▶ [Task goal]: Count the lines containing "this" in the entries underneath, and state that count without anything else.

══ Records shown

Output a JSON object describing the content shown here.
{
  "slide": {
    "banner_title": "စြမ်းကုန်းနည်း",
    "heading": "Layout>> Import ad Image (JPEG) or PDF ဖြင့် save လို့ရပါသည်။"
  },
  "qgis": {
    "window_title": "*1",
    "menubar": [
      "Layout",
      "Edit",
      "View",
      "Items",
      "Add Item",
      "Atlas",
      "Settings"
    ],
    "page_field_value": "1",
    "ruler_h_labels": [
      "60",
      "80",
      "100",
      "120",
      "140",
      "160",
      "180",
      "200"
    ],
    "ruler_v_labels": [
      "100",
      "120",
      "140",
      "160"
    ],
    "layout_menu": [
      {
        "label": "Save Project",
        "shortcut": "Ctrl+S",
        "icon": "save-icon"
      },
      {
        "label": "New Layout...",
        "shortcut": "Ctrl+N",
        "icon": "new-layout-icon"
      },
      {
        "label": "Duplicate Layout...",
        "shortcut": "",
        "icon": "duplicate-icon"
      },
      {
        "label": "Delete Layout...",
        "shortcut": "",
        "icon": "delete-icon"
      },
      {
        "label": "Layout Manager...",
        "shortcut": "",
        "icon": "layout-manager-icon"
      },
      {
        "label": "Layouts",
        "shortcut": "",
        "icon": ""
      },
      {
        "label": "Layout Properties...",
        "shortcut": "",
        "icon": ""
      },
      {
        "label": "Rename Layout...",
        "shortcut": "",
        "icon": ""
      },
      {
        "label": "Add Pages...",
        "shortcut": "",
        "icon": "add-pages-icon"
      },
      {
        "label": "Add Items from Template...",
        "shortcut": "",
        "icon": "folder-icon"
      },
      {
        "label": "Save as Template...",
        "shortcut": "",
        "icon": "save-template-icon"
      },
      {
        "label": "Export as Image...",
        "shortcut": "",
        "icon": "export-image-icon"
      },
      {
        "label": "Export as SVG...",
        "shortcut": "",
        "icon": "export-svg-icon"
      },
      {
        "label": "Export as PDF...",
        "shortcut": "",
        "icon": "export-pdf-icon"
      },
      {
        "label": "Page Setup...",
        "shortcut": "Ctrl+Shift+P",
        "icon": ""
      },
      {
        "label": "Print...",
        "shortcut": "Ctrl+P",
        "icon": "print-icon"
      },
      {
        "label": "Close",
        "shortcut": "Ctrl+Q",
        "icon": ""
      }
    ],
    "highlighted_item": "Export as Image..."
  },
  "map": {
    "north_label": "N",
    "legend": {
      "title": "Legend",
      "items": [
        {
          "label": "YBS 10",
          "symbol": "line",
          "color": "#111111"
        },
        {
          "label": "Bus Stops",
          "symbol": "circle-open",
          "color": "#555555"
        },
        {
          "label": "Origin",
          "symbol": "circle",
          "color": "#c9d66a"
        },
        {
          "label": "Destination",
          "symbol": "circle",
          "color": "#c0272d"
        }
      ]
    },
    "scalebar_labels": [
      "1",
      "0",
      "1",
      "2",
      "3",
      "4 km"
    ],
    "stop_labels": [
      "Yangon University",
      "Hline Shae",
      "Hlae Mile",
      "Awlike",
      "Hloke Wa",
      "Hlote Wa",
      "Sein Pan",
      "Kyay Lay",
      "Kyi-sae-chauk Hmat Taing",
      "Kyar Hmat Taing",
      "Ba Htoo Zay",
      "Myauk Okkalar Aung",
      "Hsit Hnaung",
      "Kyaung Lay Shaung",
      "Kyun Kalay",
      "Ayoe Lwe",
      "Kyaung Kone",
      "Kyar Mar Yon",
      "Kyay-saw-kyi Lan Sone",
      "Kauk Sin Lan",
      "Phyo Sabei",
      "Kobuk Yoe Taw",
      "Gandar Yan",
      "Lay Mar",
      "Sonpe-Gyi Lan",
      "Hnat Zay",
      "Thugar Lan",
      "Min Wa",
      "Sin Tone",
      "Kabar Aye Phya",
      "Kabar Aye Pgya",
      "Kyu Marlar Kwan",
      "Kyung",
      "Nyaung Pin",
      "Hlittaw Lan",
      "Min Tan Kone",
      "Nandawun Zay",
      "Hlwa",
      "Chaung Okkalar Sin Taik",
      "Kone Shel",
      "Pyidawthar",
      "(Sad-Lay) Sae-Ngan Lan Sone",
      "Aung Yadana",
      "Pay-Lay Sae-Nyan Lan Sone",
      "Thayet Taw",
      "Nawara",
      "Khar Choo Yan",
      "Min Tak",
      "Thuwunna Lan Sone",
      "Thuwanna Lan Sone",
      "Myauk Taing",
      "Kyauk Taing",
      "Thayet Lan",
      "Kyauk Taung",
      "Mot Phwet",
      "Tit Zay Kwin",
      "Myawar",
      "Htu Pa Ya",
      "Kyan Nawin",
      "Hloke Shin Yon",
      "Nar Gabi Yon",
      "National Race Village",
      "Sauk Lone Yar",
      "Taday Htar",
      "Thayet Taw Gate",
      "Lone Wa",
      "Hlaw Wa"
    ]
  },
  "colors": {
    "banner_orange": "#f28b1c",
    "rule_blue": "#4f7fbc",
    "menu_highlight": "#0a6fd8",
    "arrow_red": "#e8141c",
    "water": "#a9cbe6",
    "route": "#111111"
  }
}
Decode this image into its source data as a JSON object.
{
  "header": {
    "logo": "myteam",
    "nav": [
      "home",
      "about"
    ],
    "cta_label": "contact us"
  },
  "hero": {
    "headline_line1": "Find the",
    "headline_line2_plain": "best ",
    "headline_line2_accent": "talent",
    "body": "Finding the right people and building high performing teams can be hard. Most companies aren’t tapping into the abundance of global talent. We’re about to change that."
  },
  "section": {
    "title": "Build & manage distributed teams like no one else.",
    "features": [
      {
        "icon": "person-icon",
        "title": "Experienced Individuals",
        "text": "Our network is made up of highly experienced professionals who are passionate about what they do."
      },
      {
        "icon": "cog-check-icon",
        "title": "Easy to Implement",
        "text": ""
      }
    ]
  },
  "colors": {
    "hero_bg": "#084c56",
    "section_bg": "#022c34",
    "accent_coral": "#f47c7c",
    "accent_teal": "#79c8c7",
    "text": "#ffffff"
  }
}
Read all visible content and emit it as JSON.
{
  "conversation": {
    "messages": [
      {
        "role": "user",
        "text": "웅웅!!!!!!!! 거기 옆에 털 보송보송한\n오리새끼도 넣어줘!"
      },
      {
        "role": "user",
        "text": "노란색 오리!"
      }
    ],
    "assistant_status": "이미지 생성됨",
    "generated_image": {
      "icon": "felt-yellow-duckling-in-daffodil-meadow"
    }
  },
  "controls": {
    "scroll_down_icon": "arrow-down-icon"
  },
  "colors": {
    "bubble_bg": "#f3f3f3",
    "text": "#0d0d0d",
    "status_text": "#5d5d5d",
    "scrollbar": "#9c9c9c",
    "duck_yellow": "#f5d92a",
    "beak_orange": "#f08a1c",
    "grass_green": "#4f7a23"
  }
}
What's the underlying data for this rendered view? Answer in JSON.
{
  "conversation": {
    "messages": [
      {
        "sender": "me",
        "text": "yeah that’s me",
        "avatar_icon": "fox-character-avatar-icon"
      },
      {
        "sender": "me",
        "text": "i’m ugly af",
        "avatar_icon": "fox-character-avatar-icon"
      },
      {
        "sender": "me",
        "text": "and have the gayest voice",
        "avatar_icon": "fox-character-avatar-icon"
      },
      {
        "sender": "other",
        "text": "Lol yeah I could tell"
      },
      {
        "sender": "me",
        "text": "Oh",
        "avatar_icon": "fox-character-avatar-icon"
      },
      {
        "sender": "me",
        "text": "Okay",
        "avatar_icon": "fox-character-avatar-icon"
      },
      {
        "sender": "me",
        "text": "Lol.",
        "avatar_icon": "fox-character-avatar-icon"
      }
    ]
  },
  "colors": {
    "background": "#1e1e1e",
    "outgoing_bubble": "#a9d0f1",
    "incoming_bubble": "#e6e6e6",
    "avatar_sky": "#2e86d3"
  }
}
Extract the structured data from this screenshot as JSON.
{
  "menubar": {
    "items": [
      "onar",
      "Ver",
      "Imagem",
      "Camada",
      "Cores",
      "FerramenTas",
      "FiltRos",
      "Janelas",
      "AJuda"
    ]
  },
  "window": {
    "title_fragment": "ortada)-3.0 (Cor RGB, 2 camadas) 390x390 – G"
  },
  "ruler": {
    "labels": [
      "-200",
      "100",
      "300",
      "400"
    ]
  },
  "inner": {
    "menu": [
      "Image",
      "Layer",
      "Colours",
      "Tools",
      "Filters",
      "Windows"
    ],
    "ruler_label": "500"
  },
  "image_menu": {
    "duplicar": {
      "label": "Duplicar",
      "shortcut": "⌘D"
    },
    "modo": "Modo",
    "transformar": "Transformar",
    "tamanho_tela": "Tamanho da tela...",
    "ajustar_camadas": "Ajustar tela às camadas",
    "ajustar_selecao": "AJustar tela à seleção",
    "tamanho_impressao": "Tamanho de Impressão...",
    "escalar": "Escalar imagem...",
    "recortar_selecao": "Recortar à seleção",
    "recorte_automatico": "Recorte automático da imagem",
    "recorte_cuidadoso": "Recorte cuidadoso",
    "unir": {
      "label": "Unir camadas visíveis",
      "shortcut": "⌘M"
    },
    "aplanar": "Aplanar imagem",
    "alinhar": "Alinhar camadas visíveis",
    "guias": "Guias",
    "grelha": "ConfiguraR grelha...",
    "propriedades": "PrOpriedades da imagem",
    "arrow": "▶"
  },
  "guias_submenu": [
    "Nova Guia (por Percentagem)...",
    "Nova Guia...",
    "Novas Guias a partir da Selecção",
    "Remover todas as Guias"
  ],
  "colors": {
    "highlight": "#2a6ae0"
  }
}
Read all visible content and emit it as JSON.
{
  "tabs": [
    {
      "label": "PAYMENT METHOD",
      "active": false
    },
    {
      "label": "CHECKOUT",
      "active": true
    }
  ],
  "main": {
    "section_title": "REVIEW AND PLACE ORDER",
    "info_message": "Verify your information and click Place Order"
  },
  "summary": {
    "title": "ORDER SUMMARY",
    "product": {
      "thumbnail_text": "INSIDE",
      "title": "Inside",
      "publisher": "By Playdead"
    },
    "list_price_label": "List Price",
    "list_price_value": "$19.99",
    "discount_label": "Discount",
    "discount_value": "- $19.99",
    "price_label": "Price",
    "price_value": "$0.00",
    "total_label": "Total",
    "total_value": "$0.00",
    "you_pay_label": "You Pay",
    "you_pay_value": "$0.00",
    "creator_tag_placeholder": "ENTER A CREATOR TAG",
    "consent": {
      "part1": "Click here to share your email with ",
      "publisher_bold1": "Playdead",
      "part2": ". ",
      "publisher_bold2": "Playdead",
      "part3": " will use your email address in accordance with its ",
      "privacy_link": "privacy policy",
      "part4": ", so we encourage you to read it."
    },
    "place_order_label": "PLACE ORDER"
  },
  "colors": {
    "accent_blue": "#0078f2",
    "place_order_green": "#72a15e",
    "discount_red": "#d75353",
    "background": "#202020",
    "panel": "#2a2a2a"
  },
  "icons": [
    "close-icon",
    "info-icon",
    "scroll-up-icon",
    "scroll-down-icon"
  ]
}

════

▶ [Answer box]: 3